### Description of the task
Exclude all images and print the entries below exactly.

### Material for this task
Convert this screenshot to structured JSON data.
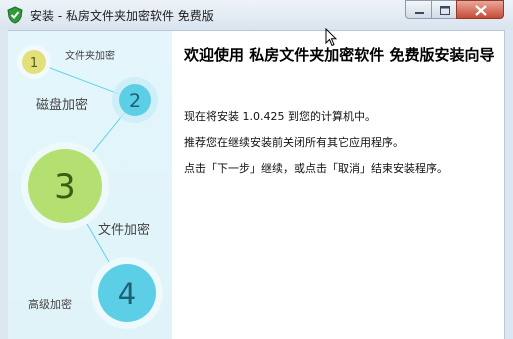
{
  "window": {
    "title": "安装 - 私房文件夹加密软件 免费版",
    "icon": "shield-check-icon",
    "controls": [
      "minimize-icon",
      "maximize-icon",
      "close-icon"
    ]
  },
  "sidebar": {
    "steps": [
      {
        "number": "1",
        "label": "文件夹加密",
        "color": "#e2e07a"
      },
      {
        "number": "2",
        "label": "磁盘加密",
        "color": "#5ccfe6"
      },
      {
        "number": "3",
        "label": "",
        "color": "#b3e070"
      },
      {
        "number": "4",
        "label": "文件加密",
        "color": "#5ccfe6"
      },
      {
        "number": "",
        "label": "高级加密",
        "color": ""
      }
    ]
  },
  "main": {
    "heading": "欢迎使用 私房文件夹加密软件 免费版安装向导",
    "paragraphs": [
      "现在将安装 1.0.425 到您的计算机中。",
      "推荐您在继续安装前关闭所有其它应用程序。",
      "点击「下一步」继续，或点击「取消」结束安装程序。"
    ]
  },
  "colors": {
    "sidebar_bg": "#e0f4fa",
    "connector": "#64d2e8",
    "close_button": "#c74b38"
  }
}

### Exercise result
Convert this screenshot to structured JSON data.
{
  "window": {
    "title": "安装 - 私房文件夹加密软件 免费版",
    "icon": "shield-check-icon",
    "controls": [
      "minimize-icon",
      "maximize-icon",
      "close-icon"
    ]
  },
  "sidebar": {
    "steps": [
      {
        "number": "1",
        "label": "文件夹加密",
        "color": "#e2e07a"
      },
      {
        "number": "2",
        "label": "磁盘加密",
        "color": "#5ccfe6"
      },
      {
        "number": "3",
        "label": "",
        "color": "#b3e070"
      },
      {
        "number": "4",
        "label": "文件加密",
        "color": "#5ccfe6"
      },
      {
        "number": "",
        "label": "高级加密",
        "color": ""
      }
    ]
  },
  "main": {
    "heading": "欢迎使用 私房文件夹加密软件 免费版安装向导",
    "paragraphs": [
      "现在将安装 1.0.425 到您的计算机中。",
      "推荐您在继续安装前关闭所有其它应用程序。",
      "点击「下一步」继续，或点击「取消」结束安装程序。"
    ]
  },
  "colors": {
    "sidebar_bg": "#e0f4fa",
    "connector": "#64d2e8",
    "close_button": "#c74b38"
  }
}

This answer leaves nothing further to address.